The RIAA, on behalf of its member labels including the three majors, has responded to the Berklee College of Music’s “Fair Music” report, released yesterday. The report concludes with a series of recommendations, including better adoption of technological reporting and the establishment of a non-governmental organization to oversee payment practices, intended to guide the industry towards better servicing artists. Along with those recommendations, the report outlines how the recording industry fails to pay artists their full share from streaming due to improper accounting and the lack of a global database for recorded works that would help identify those who are due royalties.
“The Rethink Music report sheds useful light on many of the issues confronting the music industry as it transitions to digital access models under a licensing system that is hopelessly out of date,” writes the RIAA. “Many of the report’s recommendations are principles we share and support. For example, we believe all creators should be paid fair market rates, regardless of platform. All creators should be able to get authoritative information about how their works have been used and compensated.

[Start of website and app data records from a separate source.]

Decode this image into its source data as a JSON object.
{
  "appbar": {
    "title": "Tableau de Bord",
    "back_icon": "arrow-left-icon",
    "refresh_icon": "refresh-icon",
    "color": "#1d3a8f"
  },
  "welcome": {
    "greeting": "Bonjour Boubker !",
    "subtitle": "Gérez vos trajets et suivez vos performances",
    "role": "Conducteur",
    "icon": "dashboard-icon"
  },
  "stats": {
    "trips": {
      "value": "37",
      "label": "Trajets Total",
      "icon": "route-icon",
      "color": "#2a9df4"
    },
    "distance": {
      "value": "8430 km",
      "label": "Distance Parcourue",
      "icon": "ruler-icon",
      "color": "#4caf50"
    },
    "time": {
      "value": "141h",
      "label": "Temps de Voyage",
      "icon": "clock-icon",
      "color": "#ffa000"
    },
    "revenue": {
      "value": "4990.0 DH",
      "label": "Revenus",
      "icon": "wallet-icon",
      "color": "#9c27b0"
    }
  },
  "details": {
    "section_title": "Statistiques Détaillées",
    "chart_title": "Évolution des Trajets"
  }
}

And all of us in the music ecosystem should be working together to improve industry data and infrastructure so that everyone — artists, songwriters, labels and publishers — can be paid promptly and accurately.”
The RIAA goes on to assert that “some of the report’s findings are flawed,” before going on to point out that while major labels’ revenues have dwindled, the amount they pay artists, as a share of revenue, rose 36 percent. Meaning: while the majors lost money, they continued to pay artists at a steady rate. (This figure is illustrated on page five of this report.)
Asked for more examples of the report’s flaws, the RIAA pointed out that the report’s allegations of majors’ use of non-disclosure agreements as purposeful obfuscation does not take into account antitrust laws which limit how much information labels can disclose about individual licensing deals. The organization also points to the report’s claim that 20-50 percent of royalties do not reach their rightful owners, saying they offer no support to back that assertion.
“Nevertheless,” the RIAA’s statement continues, “this is an important subject. Too many artists, songwriters, labels and publishers today are being paid below market rates – or not at all — by many streaming services and radio platforms. That needs to change. This is a challenging time, and the changes in how fans access and listen to music present numerous questions and complex issues. Let’s work to have a constructive and informed conversation based on facts.”